Oliver Ressler and Zanny Beggs’s film The Right of Passage is exemplary, in my view. Today, in a world that – at least until Covid – has largely been globalized, though perhaps still retaining the new imperial form of the economy we have known for thirty years, it would be reasonable to expect borders to disappear. And yet, borders have never been so numerous, so cruel, so radically erect. … In Ressler’s and Begg’s video, my passport – fake, I must say: made up for the film – carries many visas, but so does the real one in my pocket. I was prevented from moving for a long time – first by jail, then by exile, and finally again by incarceration. But since 2003, I have gone around the world many times… I would like the front of my passport to carry the wording that features in the video, inspired by Magritte: “This is not a citizen”. I deserve it; I would be proud of it. But what about other people? Those who died in Melilla? The bodies in the Strait of Sicily? …If mesopolitics is the powerful politics of the milieu, if the common is radical democracy, new institutionality and subjectivation, then perhaps the time has come for a global citizenship, and passports that declare: “this is not a passport; this simply documents my belonging to the brotherhood and sisterhood of the living, whether human or not”.Antoni Negri

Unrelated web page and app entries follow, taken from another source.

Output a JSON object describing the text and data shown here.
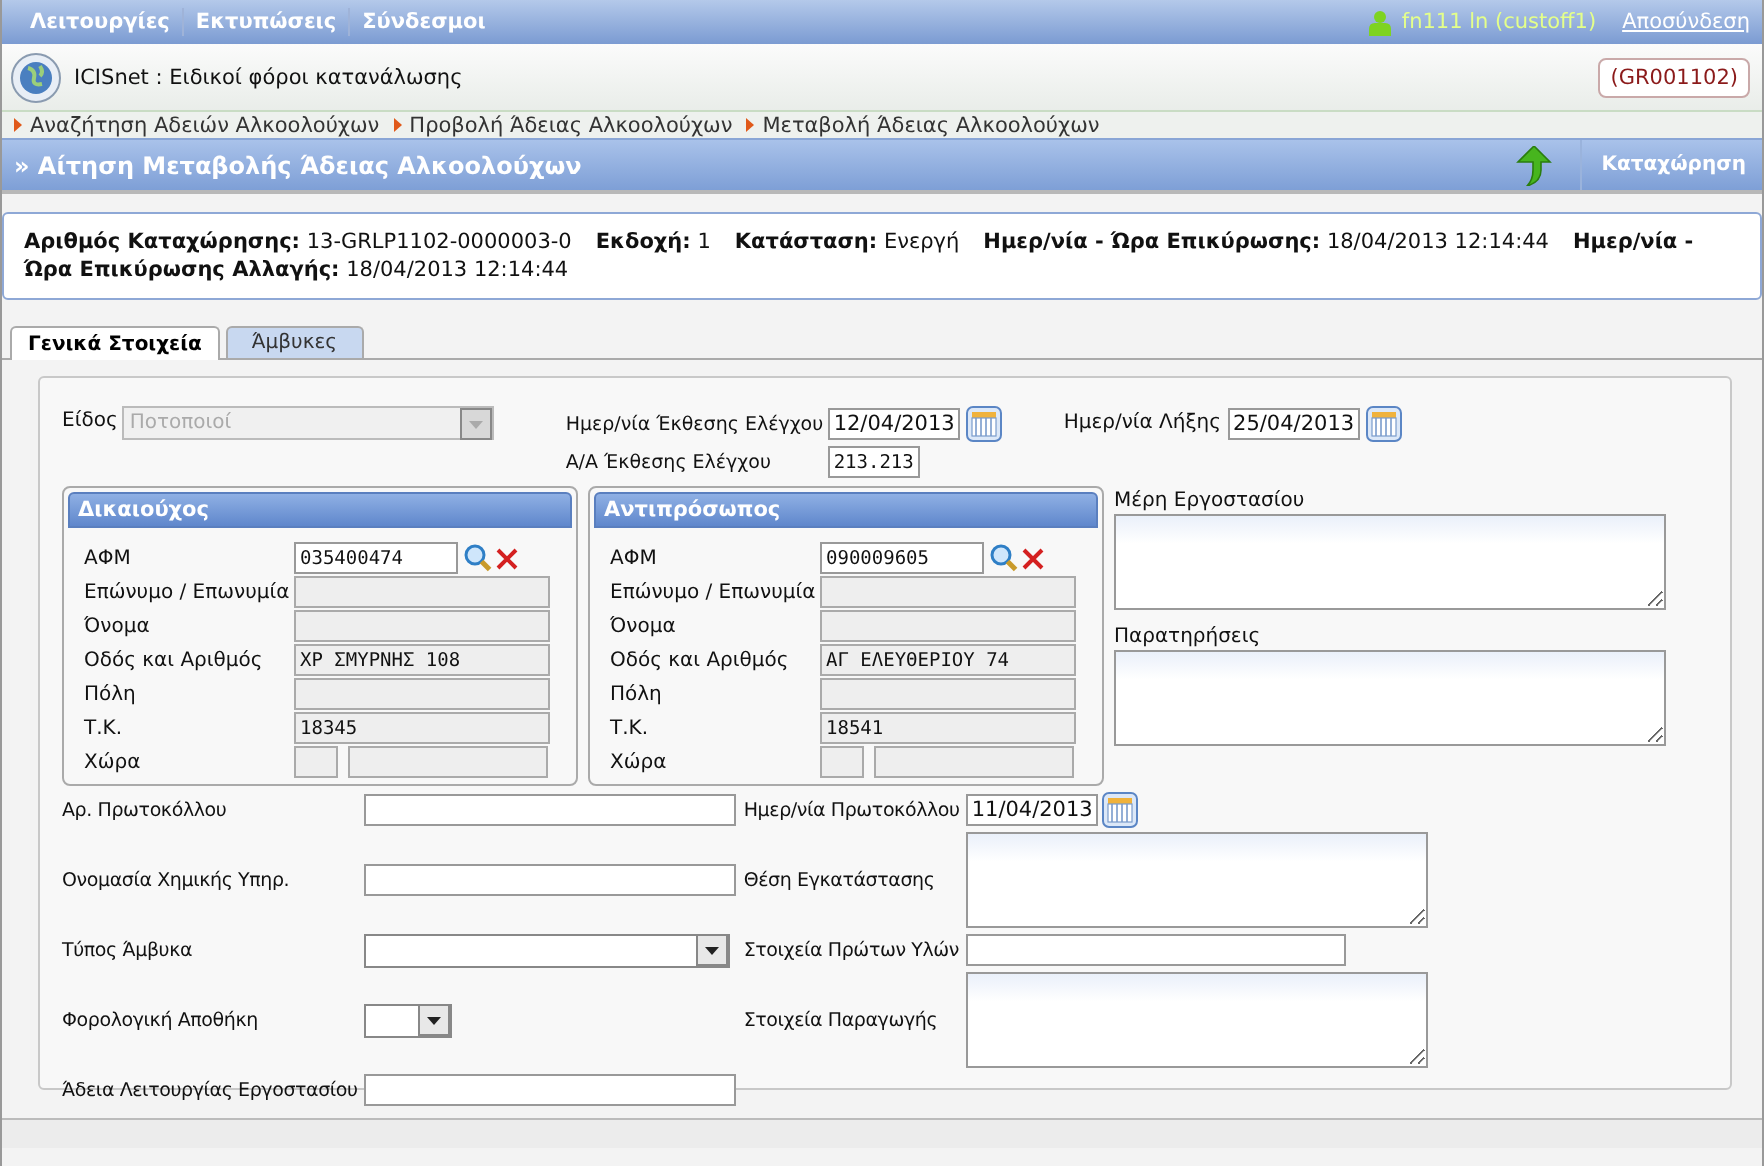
{
  "menu": [
    {
      "label": "Λειτουργίες"
    },
    {
      "label": "Εκτυπώσεις"
    },
    {
      "label": "Σύνδεσμοι"
    }
  ],
  "user": "fn111 ln (custoff1)",
  "logout": "Αποσύνδεση",
  "app_title": "ICISnet : Ειδικοί φόροι κατανάλωσης",
  "office_code": "(GR001102)",
  "breadcrumb": [
    "Αναζήτηση Αδειών Αλκοολούχων",
    "Προβολή Άδειας Αλκοολούχων",
    "Μεταβολή Άδειας Αλκοολούχων"
  ],
  "page_title": "» Αίτηση Μεταβολής Άδειας Αλκοολούχων",
  "save_button": "Καταχώρηση",
  "info": [
    {
      "label": "Αριθμός Καταχώρησης:",
      "value": "13-GRLP1102-0000003-0"
    },
    {
      "label": "Εκδοχή:",
      "value": "1"
    },
    {
      "label": "Κατάσταση:",
      "value": "Ενεργή"
    },
    {
      "label": "Ημερ/νία - Ώρα Επικύρωσης:",
      "value": "18/04/2013 12:14:44"
    },
    {
      "label": "Ημερ/νία - Ώρα Επικύρωσης Αλλαγής:",
      "value": "18/04/2013 12:14:44"
    }
  ],
  "tabs": [
    {
      "label": "Γενικά Στοιχεία",
      "selected": true
    },
    {
      "label": "Άμβυκες",
      "selected": false
    }
  ],
  "form": {
    "kind_select": {
      "label": "Είδος",
      "value": "Ποτοποιοί",
      "disabled": true
    },
    "inspection_date": {
      "label": "Ημερ/νία Έκθεσης Ελέγχου",
      "value": "12/04/2013"
    },
    "expiry_date": {
      "label": "Ημερ/νία Λήξης",
      "value": "25/04/2013"
    },
    "inspection_number": {
      "label": "Α/Α Έκθεσης Ελέγχου",
      "value": "213.213"
    },
    "parties": [
      {
        "title": "Δικαιούχος",
        "fields": [
          {
            "label": "ΑΦΜ",
            "kind": "search",
            "value": "035400474"
          },
          {
            "label": "Επώνυμο / Επωνυμία",
            "kind": "readonly"
          },
          {
            "label": "Όνομα",
            "kind": "readonly"
          },
          {
            "label": "Οδός και Αριθμός",
            "kind": "readonly",
            "value": "ΧΡ ΣΜΥΡΝΗΣ 108"
          },
          {
            "label": "Πόλη",
            "kind": "readonly"
          },
          {
            "label": "Τ.Κ.",
            "kind": "readonly",
            "value": "18345"
          },
          {
            "label": "Χώρα",
            "kind": "country"
          }
        ]
      },
      {
        "title": "Αντιπρόσωπος",
        "fields": [
          {
            "label": "ΑΦΜ",
            "kind": "search",
            "value": "090009605"
          },
          {
            "label": "Επώνυμο / Επωνυμία",
            "kind": "readonly"
          },
          {
            "label": "Όνομα",
            "kind": "readonly"
          },
          {
            "label": "Οδός και Αριθμός",
            "kind": "readonly",
            "value": "ΑΓ ΕΛΕΥΘΕΡΙΟΥ 74"
          },
          {
            "label": "Πόλη",
            "kind": "readonly"
          },
          {
            "label": "Τ.Κ.",
            "kind": "readonly",
            "value": "18541"
          },
          {
            "label": "Χώρα",
            "kind": "country"
          }
        ]
      }
    ],
    "factory_parts": {
      "label": "Μέρη Εργοστασίου"
    },
    "notes": {
      "label": "Παρατηρήσεις"
    },
    "bottom_fields": [
      {
        "label": "Αρ. Πρωτοκόλλου",
        "kind": "text"
      },
      {
        "label": "Ημερ/νία Πρωτοκόλλου",
        "kind": "date",
        "value": "11/04/2013"
      },
      {
        "label": "Ονομασία Χημικής Υπηρ.",
        "kind": "text"
      },
      {
        "label": "Θέση Εγκατάστασης",
        "kind": "textarea"
      },
      {
        "label": "Τύπος Άμβυκα",
        "kind": "select"
      },
      {
        "label": "Στοιχεία Πρώτων Υλών",
        "kind": "wide_text"
      },
      {
        "label": "Φορολογική Αποθήκη",
        "kind": "select_small"
      },
      {
        "label": "Στοιχεία Παραγωγής",
        "kind": "textarea"
      },
      {
        "label": "Άδεια Λειτουργίας Εργοστασίου",
        "kind": "text"
      }
    ]
  }
}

There’s a distinct pleasure that washes over you as you experience a piece of filmmaking that pushes against the boundaries of the form of storytelling it is working within… Dharawal country-based filmmaker and artist Zanny Begg uses her creative force and brilliance to explore the truth that hides within contested histories.Andrew F Peirce, The Curb.